* **Exercise description**:
Below are the entries; tally the lines holding the string "transferring" and give only that figure.

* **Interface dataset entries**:
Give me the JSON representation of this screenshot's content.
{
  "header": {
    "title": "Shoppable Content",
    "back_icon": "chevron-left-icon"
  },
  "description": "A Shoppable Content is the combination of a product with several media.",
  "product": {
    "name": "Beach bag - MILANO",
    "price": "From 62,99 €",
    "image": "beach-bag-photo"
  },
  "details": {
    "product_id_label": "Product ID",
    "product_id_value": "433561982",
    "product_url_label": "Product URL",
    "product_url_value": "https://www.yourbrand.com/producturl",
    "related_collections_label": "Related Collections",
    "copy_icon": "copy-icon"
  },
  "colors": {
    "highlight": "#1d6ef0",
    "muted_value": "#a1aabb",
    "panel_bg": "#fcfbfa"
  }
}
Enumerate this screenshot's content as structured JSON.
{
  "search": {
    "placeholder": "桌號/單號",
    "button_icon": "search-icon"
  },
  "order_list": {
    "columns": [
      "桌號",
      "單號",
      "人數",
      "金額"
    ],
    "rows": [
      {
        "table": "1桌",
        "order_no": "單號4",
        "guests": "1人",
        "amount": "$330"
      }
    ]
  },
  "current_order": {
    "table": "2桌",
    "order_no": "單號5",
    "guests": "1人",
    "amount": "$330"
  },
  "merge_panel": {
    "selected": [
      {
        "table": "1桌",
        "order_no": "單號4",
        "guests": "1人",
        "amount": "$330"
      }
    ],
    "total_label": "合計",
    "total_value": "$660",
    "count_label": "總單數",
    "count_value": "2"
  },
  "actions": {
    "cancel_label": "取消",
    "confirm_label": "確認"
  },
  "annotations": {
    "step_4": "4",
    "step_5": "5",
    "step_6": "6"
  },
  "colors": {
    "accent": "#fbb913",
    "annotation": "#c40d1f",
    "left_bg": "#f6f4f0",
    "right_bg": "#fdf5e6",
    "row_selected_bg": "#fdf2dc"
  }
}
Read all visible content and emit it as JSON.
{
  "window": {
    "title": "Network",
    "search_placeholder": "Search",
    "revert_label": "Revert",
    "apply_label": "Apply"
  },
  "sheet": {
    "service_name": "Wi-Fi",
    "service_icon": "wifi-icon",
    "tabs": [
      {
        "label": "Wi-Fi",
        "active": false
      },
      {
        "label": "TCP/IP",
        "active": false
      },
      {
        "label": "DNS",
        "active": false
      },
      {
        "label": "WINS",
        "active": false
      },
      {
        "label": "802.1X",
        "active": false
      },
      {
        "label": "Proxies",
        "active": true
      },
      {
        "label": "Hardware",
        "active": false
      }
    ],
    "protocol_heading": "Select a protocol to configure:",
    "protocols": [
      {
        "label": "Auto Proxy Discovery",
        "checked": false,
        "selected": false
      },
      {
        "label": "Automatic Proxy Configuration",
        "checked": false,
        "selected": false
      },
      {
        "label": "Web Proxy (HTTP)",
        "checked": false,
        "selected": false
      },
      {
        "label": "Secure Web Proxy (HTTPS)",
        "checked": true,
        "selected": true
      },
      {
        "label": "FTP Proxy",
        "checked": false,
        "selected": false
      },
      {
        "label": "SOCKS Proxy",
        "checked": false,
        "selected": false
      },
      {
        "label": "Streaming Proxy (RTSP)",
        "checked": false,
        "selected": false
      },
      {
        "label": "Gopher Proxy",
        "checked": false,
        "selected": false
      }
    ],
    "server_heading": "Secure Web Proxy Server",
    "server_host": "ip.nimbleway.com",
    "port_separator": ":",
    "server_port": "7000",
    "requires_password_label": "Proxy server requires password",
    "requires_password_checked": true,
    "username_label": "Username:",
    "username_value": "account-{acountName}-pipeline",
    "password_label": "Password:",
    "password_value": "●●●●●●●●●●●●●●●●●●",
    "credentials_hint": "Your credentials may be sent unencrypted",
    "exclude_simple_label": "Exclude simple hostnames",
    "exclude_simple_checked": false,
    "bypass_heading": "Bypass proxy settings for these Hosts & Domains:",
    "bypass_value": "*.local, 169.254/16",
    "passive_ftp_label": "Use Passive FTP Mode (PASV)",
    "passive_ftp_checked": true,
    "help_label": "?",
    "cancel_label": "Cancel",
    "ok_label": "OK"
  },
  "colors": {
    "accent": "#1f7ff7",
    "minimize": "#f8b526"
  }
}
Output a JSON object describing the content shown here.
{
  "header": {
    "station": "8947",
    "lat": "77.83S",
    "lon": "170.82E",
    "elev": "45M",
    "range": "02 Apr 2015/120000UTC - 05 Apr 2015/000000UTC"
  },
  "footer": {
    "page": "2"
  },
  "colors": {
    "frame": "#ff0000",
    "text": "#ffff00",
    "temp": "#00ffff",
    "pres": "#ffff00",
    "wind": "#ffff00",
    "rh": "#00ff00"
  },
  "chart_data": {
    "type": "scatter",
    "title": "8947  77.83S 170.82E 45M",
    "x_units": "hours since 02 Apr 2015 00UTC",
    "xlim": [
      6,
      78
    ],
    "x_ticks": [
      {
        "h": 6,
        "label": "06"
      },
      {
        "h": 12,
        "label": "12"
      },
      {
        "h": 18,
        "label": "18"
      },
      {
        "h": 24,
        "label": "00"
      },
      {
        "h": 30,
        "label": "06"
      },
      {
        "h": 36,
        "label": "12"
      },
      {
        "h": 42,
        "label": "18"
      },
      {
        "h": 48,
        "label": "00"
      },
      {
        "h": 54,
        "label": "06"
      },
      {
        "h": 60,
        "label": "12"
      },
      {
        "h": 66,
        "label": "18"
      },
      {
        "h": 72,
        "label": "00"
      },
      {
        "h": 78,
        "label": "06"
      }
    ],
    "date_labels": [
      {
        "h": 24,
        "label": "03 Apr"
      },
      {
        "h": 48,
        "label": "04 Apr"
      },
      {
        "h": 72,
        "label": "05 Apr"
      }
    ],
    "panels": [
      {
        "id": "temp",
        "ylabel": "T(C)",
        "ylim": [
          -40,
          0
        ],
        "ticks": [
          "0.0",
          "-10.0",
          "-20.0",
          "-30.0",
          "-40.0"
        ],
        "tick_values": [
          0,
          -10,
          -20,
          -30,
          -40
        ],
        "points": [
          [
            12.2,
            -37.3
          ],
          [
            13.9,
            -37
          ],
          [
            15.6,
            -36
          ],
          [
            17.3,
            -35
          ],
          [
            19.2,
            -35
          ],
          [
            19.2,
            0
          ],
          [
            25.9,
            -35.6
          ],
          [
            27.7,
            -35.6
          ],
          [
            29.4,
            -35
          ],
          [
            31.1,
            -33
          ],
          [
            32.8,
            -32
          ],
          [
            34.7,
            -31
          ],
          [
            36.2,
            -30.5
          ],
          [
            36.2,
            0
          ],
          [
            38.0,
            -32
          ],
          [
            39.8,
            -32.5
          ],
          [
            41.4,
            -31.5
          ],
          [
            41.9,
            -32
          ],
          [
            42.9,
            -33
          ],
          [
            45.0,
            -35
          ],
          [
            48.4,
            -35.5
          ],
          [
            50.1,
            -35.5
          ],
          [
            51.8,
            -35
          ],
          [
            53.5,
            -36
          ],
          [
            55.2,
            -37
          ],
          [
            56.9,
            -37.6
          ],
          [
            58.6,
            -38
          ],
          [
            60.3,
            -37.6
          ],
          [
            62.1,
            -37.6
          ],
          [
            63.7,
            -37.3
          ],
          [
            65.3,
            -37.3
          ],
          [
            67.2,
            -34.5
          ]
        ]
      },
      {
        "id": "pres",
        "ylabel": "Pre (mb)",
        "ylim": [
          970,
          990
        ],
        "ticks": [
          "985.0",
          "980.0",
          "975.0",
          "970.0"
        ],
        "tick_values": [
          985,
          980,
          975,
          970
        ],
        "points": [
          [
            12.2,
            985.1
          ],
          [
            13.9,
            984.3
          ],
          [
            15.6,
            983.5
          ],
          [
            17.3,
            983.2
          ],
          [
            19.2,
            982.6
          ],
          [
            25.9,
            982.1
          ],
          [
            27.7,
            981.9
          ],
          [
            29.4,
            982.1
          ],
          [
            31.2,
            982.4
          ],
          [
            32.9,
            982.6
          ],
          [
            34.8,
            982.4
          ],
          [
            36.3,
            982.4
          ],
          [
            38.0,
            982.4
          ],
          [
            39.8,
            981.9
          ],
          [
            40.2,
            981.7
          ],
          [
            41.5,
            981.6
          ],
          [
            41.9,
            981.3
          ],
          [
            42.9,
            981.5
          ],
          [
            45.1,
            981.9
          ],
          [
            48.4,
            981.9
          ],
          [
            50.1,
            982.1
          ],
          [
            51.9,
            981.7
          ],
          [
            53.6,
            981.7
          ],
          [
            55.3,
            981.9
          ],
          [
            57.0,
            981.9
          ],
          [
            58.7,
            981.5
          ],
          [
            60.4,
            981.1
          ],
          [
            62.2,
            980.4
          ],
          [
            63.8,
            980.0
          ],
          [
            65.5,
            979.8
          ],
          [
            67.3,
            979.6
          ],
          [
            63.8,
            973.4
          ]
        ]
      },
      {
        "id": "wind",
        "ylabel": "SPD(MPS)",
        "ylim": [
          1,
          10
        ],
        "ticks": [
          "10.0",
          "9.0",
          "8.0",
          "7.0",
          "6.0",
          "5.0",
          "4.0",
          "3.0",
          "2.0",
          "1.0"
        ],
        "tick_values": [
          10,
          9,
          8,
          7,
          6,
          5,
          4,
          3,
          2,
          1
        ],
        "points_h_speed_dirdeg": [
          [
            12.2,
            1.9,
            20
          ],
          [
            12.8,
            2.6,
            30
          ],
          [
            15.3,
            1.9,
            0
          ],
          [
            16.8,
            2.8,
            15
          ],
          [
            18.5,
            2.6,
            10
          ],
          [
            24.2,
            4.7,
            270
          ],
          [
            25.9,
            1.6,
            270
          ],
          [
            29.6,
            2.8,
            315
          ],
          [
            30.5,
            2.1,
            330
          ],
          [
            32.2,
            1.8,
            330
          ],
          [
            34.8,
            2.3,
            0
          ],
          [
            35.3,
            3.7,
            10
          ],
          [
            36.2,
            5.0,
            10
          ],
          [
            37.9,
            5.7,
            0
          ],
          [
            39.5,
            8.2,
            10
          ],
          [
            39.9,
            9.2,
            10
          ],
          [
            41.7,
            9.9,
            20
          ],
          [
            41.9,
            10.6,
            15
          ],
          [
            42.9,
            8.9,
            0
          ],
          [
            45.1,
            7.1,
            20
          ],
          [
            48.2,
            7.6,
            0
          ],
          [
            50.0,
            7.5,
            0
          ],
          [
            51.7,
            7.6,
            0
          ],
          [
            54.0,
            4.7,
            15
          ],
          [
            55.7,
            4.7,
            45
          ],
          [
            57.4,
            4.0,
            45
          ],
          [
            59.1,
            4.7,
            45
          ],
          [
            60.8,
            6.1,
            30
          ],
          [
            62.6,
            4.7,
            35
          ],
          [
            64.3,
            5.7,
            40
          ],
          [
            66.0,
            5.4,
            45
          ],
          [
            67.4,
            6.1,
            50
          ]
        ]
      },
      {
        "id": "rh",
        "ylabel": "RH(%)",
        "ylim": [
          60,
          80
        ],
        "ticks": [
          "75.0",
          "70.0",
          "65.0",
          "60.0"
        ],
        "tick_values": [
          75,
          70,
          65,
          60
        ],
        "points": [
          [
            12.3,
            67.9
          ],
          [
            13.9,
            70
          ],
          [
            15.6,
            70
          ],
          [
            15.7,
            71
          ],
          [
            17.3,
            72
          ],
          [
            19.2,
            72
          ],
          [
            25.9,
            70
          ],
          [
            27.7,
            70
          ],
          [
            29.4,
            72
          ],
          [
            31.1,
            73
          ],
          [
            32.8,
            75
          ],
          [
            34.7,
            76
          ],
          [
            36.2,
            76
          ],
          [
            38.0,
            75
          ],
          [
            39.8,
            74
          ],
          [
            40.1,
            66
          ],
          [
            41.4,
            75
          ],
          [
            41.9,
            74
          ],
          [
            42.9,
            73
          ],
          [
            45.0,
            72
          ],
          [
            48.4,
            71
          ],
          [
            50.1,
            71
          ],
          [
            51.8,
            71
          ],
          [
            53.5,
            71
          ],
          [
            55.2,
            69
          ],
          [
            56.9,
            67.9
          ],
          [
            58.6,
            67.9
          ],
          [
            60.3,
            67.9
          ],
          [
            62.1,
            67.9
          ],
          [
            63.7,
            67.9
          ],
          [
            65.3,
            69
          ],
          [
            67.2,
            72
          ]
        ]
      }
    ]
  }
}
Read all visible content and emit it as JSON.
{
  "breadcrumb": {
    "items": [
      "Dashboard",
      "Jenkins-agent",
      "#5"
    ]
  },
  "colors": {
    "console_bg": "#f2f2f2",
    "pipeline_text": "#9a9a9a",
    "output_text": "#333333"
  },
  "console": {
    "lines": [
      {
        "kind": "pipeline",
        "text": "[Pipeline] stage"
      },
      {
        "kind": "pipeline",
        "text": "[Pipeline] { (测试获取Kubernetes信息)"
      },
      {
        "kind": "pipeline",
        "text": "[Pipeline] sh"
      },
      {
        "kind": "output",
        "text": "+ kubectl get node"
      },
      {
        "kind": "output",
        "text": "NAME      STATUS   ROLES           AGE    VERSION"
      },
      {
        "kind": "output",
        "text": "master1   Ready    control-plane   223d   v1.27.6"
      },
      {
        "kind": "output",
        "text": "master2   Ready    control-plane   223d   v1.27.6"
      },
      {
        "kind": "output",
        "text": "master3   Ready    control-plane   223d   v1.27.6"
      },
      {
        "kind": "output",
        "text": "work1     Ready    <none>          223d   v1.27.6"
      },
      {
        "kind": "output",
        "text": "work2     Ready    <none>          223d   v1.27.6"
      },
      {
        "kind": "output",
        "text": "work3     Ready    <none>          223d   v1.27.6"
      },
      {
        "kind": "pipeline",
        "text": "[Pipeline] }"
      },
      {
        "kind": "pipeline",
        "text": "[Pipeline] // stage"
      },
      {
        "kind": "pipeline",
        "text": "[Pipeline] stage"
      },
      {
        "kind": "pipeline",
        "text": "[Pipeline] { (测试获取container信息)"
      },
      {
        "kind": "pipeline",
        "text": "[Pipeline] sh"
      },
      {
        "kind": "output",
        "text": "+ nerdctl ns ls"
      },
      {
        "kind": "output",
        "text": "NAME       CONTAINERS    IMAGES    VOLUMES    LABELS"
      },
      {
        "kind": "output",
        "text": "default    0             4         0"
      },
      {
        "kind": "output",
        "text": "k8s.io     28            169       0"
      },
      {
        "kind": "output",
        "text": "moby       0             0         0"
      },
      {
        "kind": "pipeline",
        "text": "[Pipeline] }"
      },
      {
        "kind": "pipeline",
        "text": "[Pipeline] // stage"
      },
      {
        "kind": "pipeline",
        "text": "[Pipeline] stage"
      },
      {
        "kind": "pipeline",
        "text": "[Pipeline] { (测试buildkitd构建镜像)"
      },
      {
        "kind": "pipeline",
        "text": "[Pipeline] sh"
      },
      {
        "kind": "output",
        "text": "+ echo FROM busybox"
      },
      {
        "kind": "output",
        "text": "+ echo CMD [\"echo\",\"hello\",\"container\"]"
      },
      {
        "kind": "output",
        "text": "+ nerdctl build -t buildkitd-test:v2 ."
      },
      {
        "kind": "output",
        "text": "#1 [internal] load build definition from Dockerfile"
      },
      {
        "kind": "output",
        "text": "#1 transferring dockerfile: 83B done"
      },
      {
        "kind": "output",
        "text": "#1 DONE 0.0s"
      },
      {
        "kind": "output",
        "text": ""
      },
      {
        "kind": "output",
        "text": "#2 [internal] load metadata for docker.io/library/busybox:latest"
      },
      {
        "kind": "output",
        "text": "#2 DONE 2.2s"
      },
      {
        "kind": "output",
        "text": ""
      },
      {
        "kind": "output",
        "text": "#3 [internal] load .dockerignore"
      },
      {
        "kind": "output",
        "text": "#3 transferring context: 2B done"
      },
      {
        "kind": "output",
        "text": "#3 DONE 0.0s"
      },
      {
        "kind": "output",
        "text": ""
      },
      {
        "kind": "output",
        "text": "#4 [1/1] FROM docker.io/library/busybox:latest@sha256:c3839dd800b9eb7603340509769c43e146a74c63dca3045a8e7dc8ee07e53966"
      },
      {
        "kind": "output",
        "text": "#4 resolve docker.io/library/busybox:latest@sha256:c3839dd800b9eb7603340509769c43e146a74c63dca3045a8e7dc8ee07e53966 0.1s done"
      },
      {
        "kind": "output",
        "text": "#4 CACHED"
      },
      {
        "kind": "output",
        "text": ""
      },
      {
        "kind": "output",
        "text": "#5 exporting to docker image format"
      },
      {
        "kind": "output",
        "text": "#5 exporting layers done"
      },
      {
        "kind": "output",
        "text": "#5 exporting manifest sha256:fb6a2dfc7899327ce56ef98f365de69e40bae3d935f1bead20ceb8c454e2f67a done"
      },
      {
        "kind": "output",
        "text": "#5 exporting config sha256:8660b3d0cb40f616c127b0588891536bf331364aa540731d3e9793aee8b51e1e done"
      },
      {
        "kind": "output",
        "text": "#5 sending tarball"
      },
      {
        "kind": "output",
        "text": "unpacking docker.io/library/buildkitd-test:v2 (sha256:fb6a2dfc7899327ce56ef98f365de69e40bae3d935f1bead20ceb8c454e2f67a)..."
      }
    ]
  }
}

* **Your solution**:
2